Mr. Tobias Adrian, Mr. Dong He, Nellie Liang, and Mr. Fabio M Natalucci
This paper describes the conceptual framework that guides assessments of financial stability risks for multilateral surveillance, as currently presented in the Global Financial Stability Report (GFSR). The framework emphasizes consistency in measuring financial vulnerabilities across countries and over time and offers a summary statistic to quantify aggregate financial stability risks. The two parts of the empirical approach—a matrix of specific vulnerabilities and a summary measure of financial stability risks—are distinct but highly complementary for monitoring and policymaking.
Mr. Ananthakrishnan Prasad, Selim Elekdag, Mr. Phakawa Jeasakul, Romain Lafarguette, Mr. Adrian Alter, Alan Xiaochen Feng, and Changchun Wang
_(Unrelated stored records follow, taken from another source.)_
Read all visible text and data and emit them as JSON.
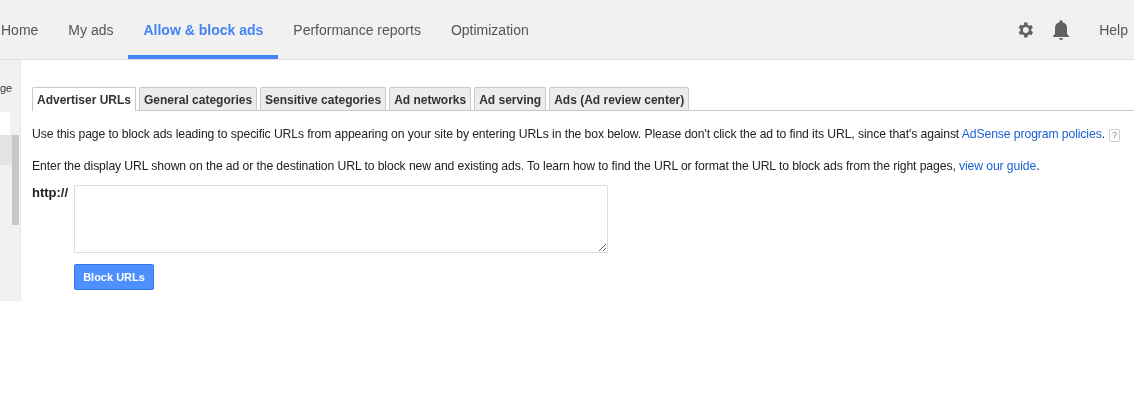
{
  "nav": {
    "items": [
      {
        "label": "Home",
        "selected": false
      },
      {
        "label": "My ads",
        "selected": false
      },
      {
        "label": "Allow & block ads",
        "selected": true
      },
      {
        "label": "Performance reports",
        "selected": false
      },
      {
        "label": "Optimization",
        "selected": false
      }
    ],
    "help": "Help"
  },
  "sidebar": {
    "label": "ge"
  },
  "tabs": [
    {
      "label": "Advertiser URLs",
      "selected": true
    },
    {
      "label": "General categories",
      "selected": false
    },
    {
      "label": "Sensitive categories",
      "selected": false
    },
    {
      "label": "Ad networks",
      "selected": false
    },
    {
      "label": "Ad serving",
      "selected": false
    },
    {
      "label": "Ads (Ad review center)",
      "selected": false
    }
  ],
  "intro": {
    "text": "Use this page to block ads leading to specific URLs from appearing on your site by entering URLs in the box below. Please don't click the ad to find its URL, since that's against ",
    "link": "AdSense program policies",
    "end": ".",
    "help_mark": "?"
  },
  "guide": {
    "text": "Enter the display URL shown on the ad or the destination URL to block new and existing ads. To learn how to find the URL or format the URL to block ads from the right pages, ",
    "link": "view our guide",
    "end": "."
  },
  "url_field": {
    "prefix": "http://"
  },
  "button": "Block URLs"
}
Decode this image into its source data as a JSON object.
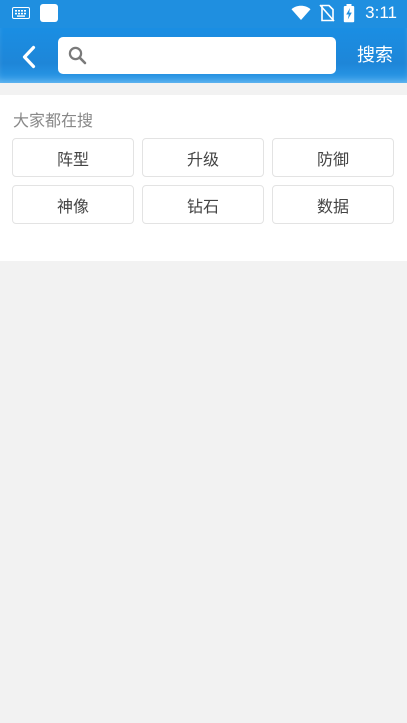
{
  "status_bar": {
    "time": "3:11",
    "icons": [
      "keyboard-icon",
      "app-square-icon",
      "wifi-icon",
      "no-sim-icon",
      "battery-charging-icon"
    ]
  },
  "header": {
    "back_icon": "chevron-left-icon",
    "search_placeholder": "",
    "search_value": "",
    "search_button_label": "搜索"
  },
  "hot_search": {
    "title": "大家都在搜",
    "tags": [
      {
        "label": "阵型"
      },
      {
        "label": "升级"
      },
      {
        "label": "防御"
      },
      {
        "label": "神像"
      },
      {
        "label": "钻石"
      },
      {
        "label": "数据"
      }
    ]
  },
  "colors": {
    "header_blue": "#1f8fe0",
    "page_background": "#f2f2f2",
    "panel_background": "#ffffff",
    "title_gray": "#888888"
  }
}
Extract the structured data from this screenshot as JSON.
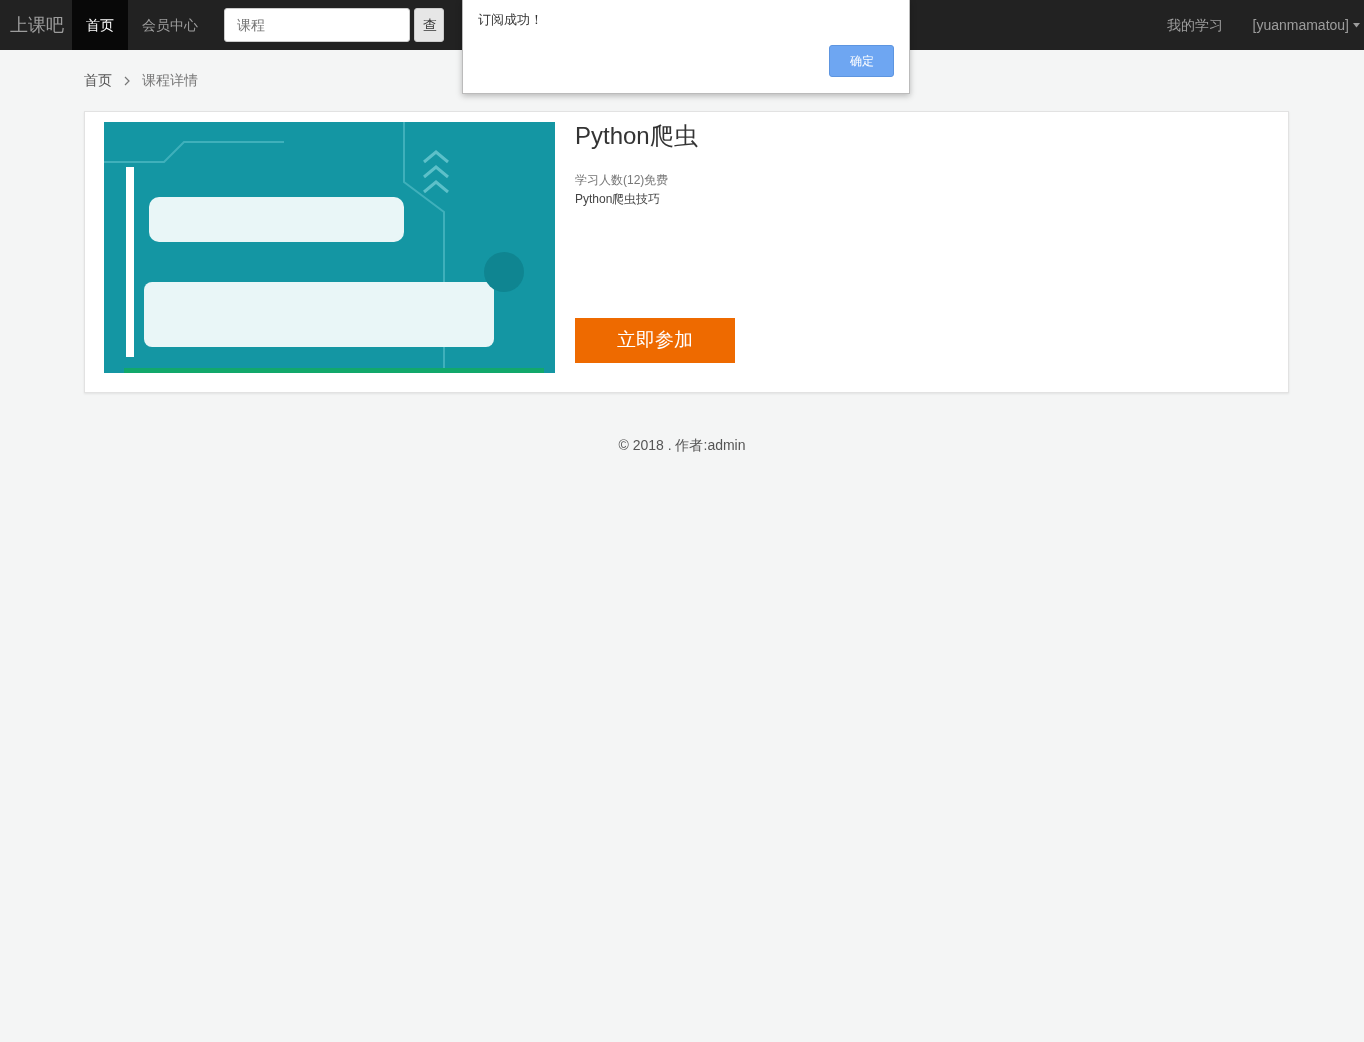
{
  "navbar": {
    "brand": "上课吧",
    "nav_items": [
      {
        "label": "首页",
        "selected": true
      },
      {
        "label": "会员中心",
        "selected": false
      }
    ],
    "search": {
      "placeholder": "课程",
      "button": "查"
    },
    "right_items": [
      {
        "label": "我的学习",
        "kind": "link"
      },
      {
        "label": "[yuanmamatou]",
        "kind": "dropdown"
      }
    ]
  },
  "breadcrumb": [
    "首页",
    "课程详情"
  ],
  "course": {
    "title": "Python爬虫",
    "meta": "学习人数(12)免费",
    "description": "Python爬虫技巧",
    "join_button": "立即参加"
  },
  "footer": "© 2018 . 作者:admin",
  "dialog": {
    "message": "订阅成功！",
    "ok_button": "确定"
  }
}
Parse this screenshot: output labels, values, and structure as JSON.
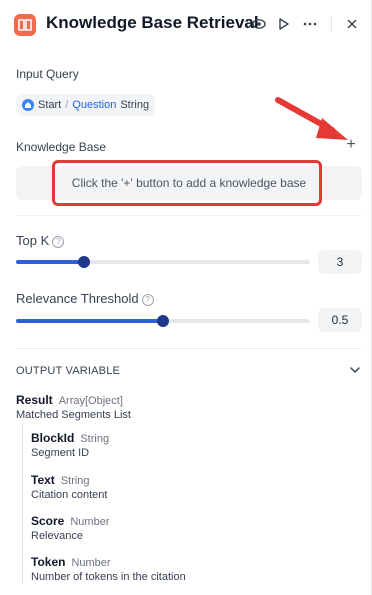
{
  "header": {
    "title": "Knowledge Base Retrieval"
  },
  "input_query": {
    "label": "Input Query",
    "chip": {
      "node": "Start",
      "separator": "/",
      "variable": "Question",
      "type": "String"
    }
  },
  "knowledge_base": {
    "label": "Knowledge Base",
    "add_symbol": "+",
    "empty_hint": "Click the '+' button to add a knowledge base"
  },
  "top_k": {
    "label": "Top K",
    "value": "3",
    "level": 0.23
  },
  "relevance": {
    "label": "Relevance Threshold",
    "value": "0.5",
    "level": 0.5
  },
  "output": {
    "title": "OUTPUT VARIABLE",
    "result": {
      "name": "Result",
      "type": "Array[Object]",
      "desc": "Matched Segments List"
    },
    "fields": [
      {
        "name": "BlockId",
        "type": "String",
        "desc": "Segment ID"
      },
      {
        "name": "Text",
        "type": "String",
        "desc": "Citation content"
      },
      {
        "name": "Score",
        "type": "Number",
        "desc": "Relevance"
      },
      {
        "name": "Token",
        "type": "Number",
        "desc": "Number of tokens in the citation"
      }
    ]
  },
  "colors": {
    "accent": "#2f5fd8",
    "brand": "#f26b4a",
    "annotation": "#e53935"
  }
}
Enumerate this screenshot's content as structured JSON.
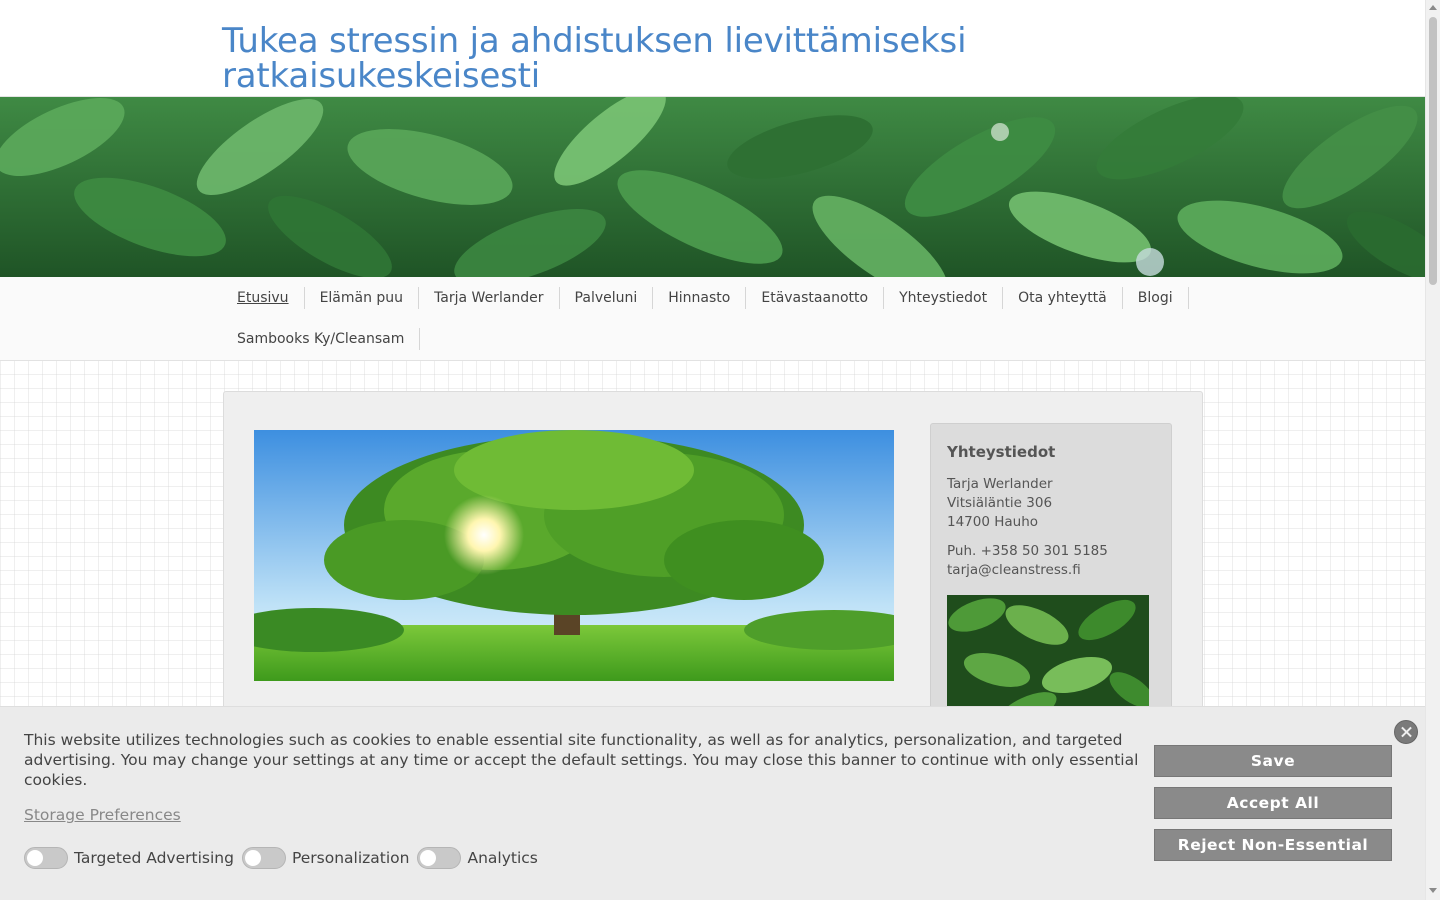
{
  "header": {
    "site_title": "Tukea stressin ja ahdistuksen lievittämiseksi ratkaisukeskeisesti"
  },
  "nav": {
    "row1": [
      "Etusivu",
      "Elämän puu",
      "Tarja Werlander",
      "Palveluni",
      "Hinnasto",
      "Etävastaanotto",
      "Yhteystiedot",
      "Ota yhteyttä",
      "Blogi"
    ],
    "row2": [
      "Sambooks Ky/Cleansam"
    ],
    "active": "Etusivu"
  },
  "sidebar": {
    "title": "Yhteystiedot",
    "name": "Tarja Werlander",
    "street": "Vitsiäläntie 306",
    "city": "14700 Hauho",
    "phone": "Puh. +358 50 301 5185",
    "email": "tarja@cleanstress.fi"
  },
  "cookie": {
    "text": "This website utilizes technologies such as cookies to enable essential site functionality, as well as for analytics, personalization, and targeted advertising. You may change your settings at any time or accept the default settings. You may close this banner to continue with only essential cookies.",
    "storage_link": "Storage Preferences",
    "toggles": [
      "Targeted Advertising",
      "Personalization",
      "Analytics"
    ],
    "save_label": "Save",
    "accept_label": "Accept All",
    "reject_label": "Reject Non-Essential"
  },
  "colors": {
    "title": "#4a86c8",
    "button": "#8a8a8a"
  }
}
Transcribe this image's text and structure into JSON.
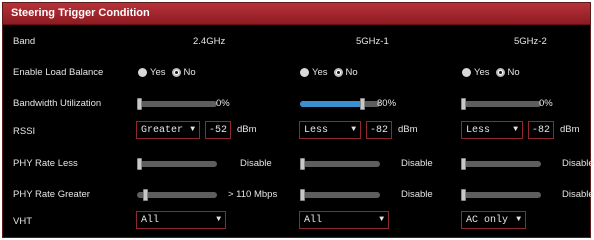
{
  "title": "Steering Trigger Condition",
  "band_header": {
    "label": "Band",
    "cols": [
      "2.4GHz",
      "5GHz-1",
      "5GHz-2"
    ]
  },
  "rows": {
    "load_balance": {
      "label": "Enable Load Balance",
      "yes": "Yes",
      "no": "No",
      "selected": [
        "No",
        "No",
        "No"
      ]
    },
    "bandwidth": {
      "label": "Bandwidth Utilization",
      "values": [
        "0%",
        "80%",
        "0%"
      ],
      "levels": [
        0,
        0.8,
        0
      ]
    },
    "rssi": {
      "label": "RSSI",
      "conditions": [
        "Greater",
        "Less",
        "Less"
      ],
      "values": [
        "-52",
        "-82",
        "-82"
      ],
      "unit": "dBm"
    },
    "phy_less": {
      "label": "PHY Rate Less",
      "values": [
        "Disable",
        "Disable",
        "Disable"
      ]
    },
    "phy_greater": {
      "label": "PHY Rate Greater",
      "values": [
        "> 110 Mbps",
        "Disable",
        "Disable"
      ]
    },
    "vht": {
      "label": "VHT",
      "values": [
        "All",
        "All",
        "AC only"
      ]
    }
  },
  "colors": {
    "title_bar": "#a0232b",
    "select_border": "#8e2a2f",
    "slider_fill": "#3a8fd0"
  }
}
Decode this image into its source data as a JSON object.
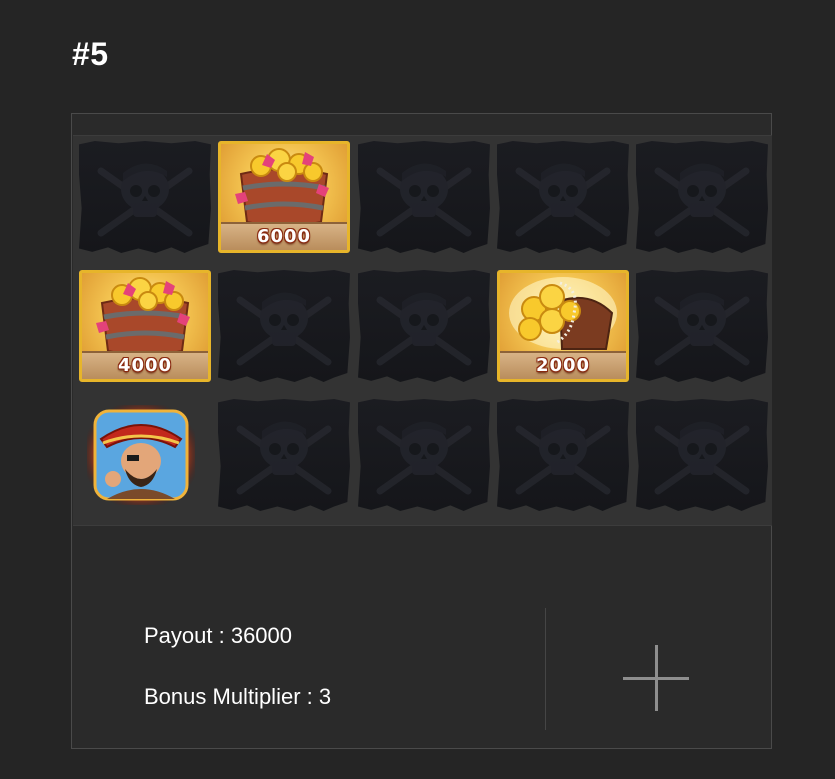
{
  "header": {
    "title": "#5"
  },
  "grid": {
    "rows": [
      [
        {
          "kind": "flag"
        },
        {
          "kind": "treasure",
          "icon": "coin-barrel-icon",
          "value": "6000"
        },
        {
          "kind": "flag"
        },
        {
          "kind": "flag"
        },
        {
          "kind": "flag"
        }
      ],
      [
        {
          "kind": "treasure",
          "icon": "coin-barrel-icon",
          "value": "4000"
        },
        {
          "kind": "flag"
        },
        {
          "kind": "flag"
        },
        {
          "kind": "treasure",
          "icon": "treasure-chest-icon",
          "value": "2000"
        },
        {
          "kind": "flag"
        }
      ],
      [
        {
          "kind": "pirate",
          "icon": "pirate-captain-icon"
        },
        {
          "kind": "flag"
        },
        {
          "kind": "flag"
        },
        {
          "kind": "flag"
        },
        {
          "kind": "flag"
        }
      ]
    ]
  },
  "summary": {
    "payout_label": "Payout : 36000",
    "multiplier_label": "Bonus Multiplier : 3"
  },
  "icons": {
    "add": "plus-icon",
    "flag": "pirate-flag-icon"
  },
  "colors": {
    "background": "#252525",
    "gold_border": "#e7b52a",
    "value_outline": "#8a2a10"
  }
}
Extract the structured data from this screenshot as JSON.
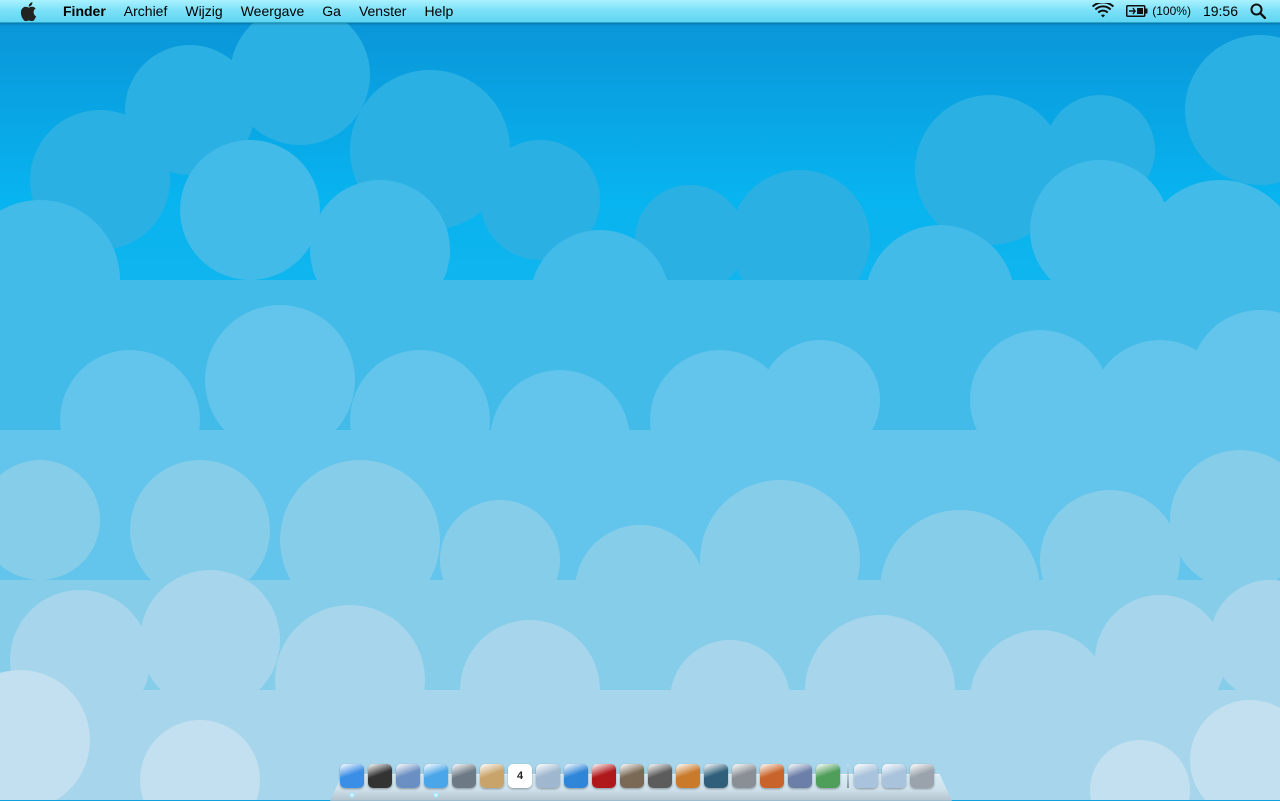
{
  "menubar": {
    "apple_icon": "apple-icon",
    "app_name": "Finder",
    "items": [
      "Archief",
      "Wijzig",
      "Weergave",
      "Ga",
      "Venster",
      "Help"
    ],
    "status": {
      "wifi_icon": "wifi-icon",
      "battery_icon": "battery-charging-icon",
      "battery_text": "(100%)",
      "time": "19:56",
      "spotlight_icon": "spotlight-search-icon"
    }
  },
  "dock": {
    "apps": [
      {
        "name": "finder",
        "icon": "finder-icon",
        "color": "#3b8ee6",
        "running": true
      },
      {
        "name": "dashboard",
        "icon": "dashboard-icon",
        "color": "#333333",
        "running": false
      },
      {
        "name": "mail",
        "icon": "mail-stamp-icon",
        "color": "#6a8fc2",
        "running": false
      },
      {
        "name": "safari",
        "icon": "safari-compass-icon",
        "color": "#4aa6e8",
        "running": true
      },
      {
        "name": "facetime",
        "icon": "facetime-camera-icon",
        "color": "#6d7a85",
        "running": false
      },
      {
        "name": "address-book",
        "icon": "address-book-icon",
        "color": "#c9a46a",
        "running": false
      },
      {
        "name": "ical",
        "icon": "calendar-icon",
        "color": "#ffffff",
        "running": false,
        "label": "4"
      },
      {
        "name": "preview",
        "icon": "preview-photos-icon",
        "color": "#9fb7cf",
        "running": false
      },
      {
        "name": "itunes",
        "icon": "itunes-note-icon",
        "color": "#2f86d8",
        "running": false
      },
      {
        "name": "photo-booth",
        "icon": "photo-booth-icon",
        "color": "#b0191b",
        "running": false
      },
      {
        "name": "iphoto",
        "icon": "iphoto-icon",
        "color": "#7a6a55",
        "running": false
      },
      {
        "name": "imovie",
        "icon": "imovie-star-icon",
        "color": "#5c5c5c",
        "running": false
      },
      {
        "name": "garageband",
        "icon": "garageband-guitar-icon",
        "color": "#c97a2b",
        "running": false
      },
      {
        "name": "time-machine",
        "icon": "time-machine-icon",
        "color": "#2f5f7a",
        "running": false
      },
      {
        "name": "system-preferences",
        "icon": "system-preferences-gear-icon",
        "color": "#8a8f95",
        "running": false
      },
      {
        "name": "keynote",
        "icon": "keynote-podium-icon",
        "color": "#c8642b",
        "running": false
      },
      {
        "name": "pages",
        "icon": "pages-pen-icon",
        "color": "#6b7fa8",
        "running": false
      },
      {
        "name": "numbers",
        "icon": "numbers-chart-icon",
        "color": "#4f9e5a",
        "running": false
      }
    ],
    "stacks": [
      {
        "name": "applications",
        "icon": "applications-folder-icon",
        "color": "#a9c3dc"
      },
      {
        "name": "documents",
        "icon": "documents-folder-icon",
        "color": "#a9c3dc"
      },
      {
        "name": "trash",
        "icon": "trash-icon",
        "color": "#9aa3ab"
      }
    ]
  }
}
The growth-at-risk (GaR) framework links current macrofinancial conditions to the distribution of future growth. Its main strength is its ability to assess the entire distribution of future GDP growth (in contrast to point forecasts), quantify macrofinancial risks in terms of growth, and monitor the evolution of risks to economic activity over time. By using GaR analysis, policymakers can quantify the likelihood of risk scenarios, which would serve as a basis for preemptive action. This paper offers practical guidance on how to conduct GaR analysis and draws lessons from country case studies. It also discusses an Excel-based GaR tool developed to support the IMF’s bilateral surveillance efforts.
Mr. Tobias Adrian, Federico Grinberg, Nellie Liang, and Sheheryar Malik
Using panel quantile regressions for 11 advanced and 10 emerging market economies, we
show that the conditional distribution of GDP growth depends on financial conditions, with
growth-at-risk (GaR)—defined as growth at the lower 5th percentile—more responsive than
the median or upper percentiles. In addition, the term structure of GaR features an
intertemporal tradeoff: GaR is higher in the short run; but lower in the medium run when
initial financial conditions are loose relative to typical levels, and the tradeoff is amplified by
a credit boom. This shift in the growth distribution generally is not incorporated when
solving dynamic stochastic general equilibrium models with macrofinancial linkages, which
suggests downside risks to GDP growth are systematically underestimated.
Mr. John C Bluedorn, Rupa Duttagupta, Mr. Jaime Guajardo, and Miss Nkunde Mwase
Growth takeoffs in developing economies have rebounded in the past two decades. Although recent takeoffs have lasted longer than takeoffs before the 1990s, a key question is whether they could unravel like some did in the past. This paper finds that recent takeoffs are associated with stronger economic conditions, such as lower post-takeoff debt and inflation levels; more competitive real exchange rates; and better structural reforms and institutions. The chances of starting a takeoff in the 2000s was triple that before the 1990s, with domestic conditions accounting for most of the increase. The findings suggest that if today’s dynamic developing economies sustain their improved policies; they are more likely to stay on course compared to many of their predecessors.
This paper investigates the relationship between inflation and long-run growth. It presents an endogenous growth model that illustrates the channels through which inflation affects growth. The model highlights the effects of inflation on the productivity of capital and the rate of capital accumulation. The reduction in growth is caused by a diversion of resources away from activities that lead to faster rates of growth toward activities associated with reducing the costs of inflation. The negative association between inflation and growth is assessed empirically for a sample group of Latin American countries.